All of this, I think, is wonderfully distilled in DeLillo’s famous maxim: “Write for the page.” I imagine many here think this expresses a positive value, which might be paraphrased as something like, “The best writing is writing unconstrained by reader expectations.” Sounds cool, I guess. After all, who wants to be constrained? And if your writing is unconstrained by reader’s expectations, won’t the chances of confounding those expectations be all the greater?
But this simply espouses a myth of compositional purity on a par with myths of motivational purity expressed in such hackneyed imperatives as “Follow your heart,” or “Listen to your gut.” Since your “heart” and “gut” are largely the product of childhood socialization, following or listening to them is bound to produce conventional results. “Follow your heart,” understood in this light, is the way we say, “Do what society expects of you without question,” under the flattering guise of motivational autonomy.
If “Write for the page,” were simply a version of “Follow your heart,” which is to say, a way for literary writers to embrace conventionality under the self-conscious pretense of aesthetic autonomy, then you would expect that DeLillo, despite his declarations to the contrary, would reliably confirm the expectations of his readership–which, he in fact does. Thanks to our compartmentalized culture, one of the most brilliant voices of our age has been reduced to writing narrative apologies–entertaining–while pretending he writes narrative arguments.
To summarize using film as an analogy: what’s wrong with Hollywood isn’t all the car-chases and explosions and superheros and so on, but that these things have been abandoned to the narrative entertainers and apologists. Spectacle is not intrinsically empty or conservative or ornamental–that’s an artifact of our own making. Homer was Hollywood. Shakespeare was Hollywood. Humans will always like things that shriek and boom because we seem to be literally hardwired for the big fat sublime. But somehow we’ve managed to create a literary culture where this, a natural opportunity to argue with people across cultural blocs, has become something that argumentative writers studiously avoid–a culture where, to be taken seriously as a narrative arguer, you have to buy into the incredible shrinking sublime, and so argue with no one at all.
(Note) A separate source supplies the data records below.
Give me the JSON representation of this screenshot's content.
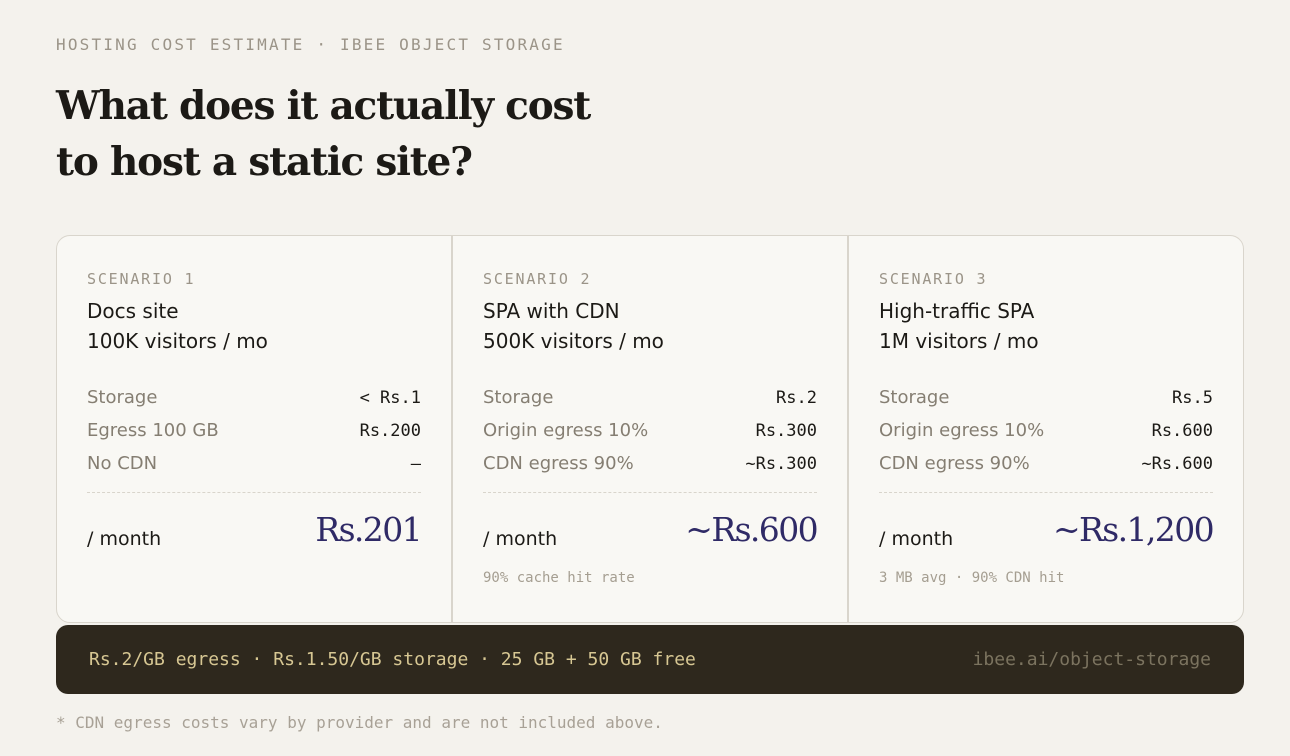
{
  "header": {
    "eyebrow": "HOSTING COST ESTIMATE · IBEE OBJECT STORAGE",
    "title_line1": "What does it actually cost",
    "title_line2": "to host a static site?"
  },
  "scenarios": [
    {
      "label": "SCENARIO 1",
      "name_line1": "Docs site",
      "name_line2": "100K visitors / mo",
      "rows": [
        {
          "label": "Storage",
          "value": "< Rs.1"
        },
        {
          "label": "Egress 100 GB",
          "value": "Rs.200"
        },
        {
          "label": "No CDN",
          "value": "—"
        }
      ],
      "period": "/ month",
      "total": "Rs.201",
      "note": ""
    },
    {
      "label": "SCENARIO 2",
      "name_line1": "SPA with CDN",
      "name_line2": "500K visitors / mo",
      "rows": [
        {
          "label": "Storage",
          "value": "Rs.2"
        },
        {
          "label": "Origin egress 10%",
          "value": "Rs.300"
        },
        {
          "label": "CDN egress 90%",
          "value": "~Rs.300"
        }
      ],
      "period": "/ month",
      "total": "~Rs.600",
      "note": "90% cache hit rate"
    },
    {
      "label": "SCENARIO 3",
      "name_line1": "High-traffic SPA",
      "name_line2": "1M visitors / mo",
      "rows": [
        {
          "label": "Storage",
          "value": "Rs.5"
        },
        {
          "label": "Origin egress 10%",
          "value": "Rs.600"
        },
        {
          "label": "CDN egress 90%",
          "value": "~Rs.600"
        }
      ],
      "period": "/ month",
      "total": "~Rs.1,200",
      "note": "3 MB avg · 90% CDN hit"
    }
  ],
  "pricing_bar": {
    "summary": "Rs.2/GB egress · Rs.1.50/GB storage · 25 GB + 50 GB free",
    "url": "ibee.ai/object-storage"
  },
  "footnote": "* CDN egress costs vary by provider and are not included above."
}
The literary establishment has to be called to account. Its members need to be reminded that arguing is as arguing does, that because their aesthetic values tend to select audiences who already agree with them, their narrative arguments tend to do most of the things that entertainment does, and few of the things that arguments do. They need to understand that their exile from the cultural commons is self-imposed. They need to be convinced that this is cause for deep concern, that when people find themselves in a world where everything seems literal, a world where all the meanings seem mastered, they are prone to think their interpretation is not simply the best among convincing alternatives, but the only game in town.
Stupidity is a given. It’s the conviction otherwise that should terrify us.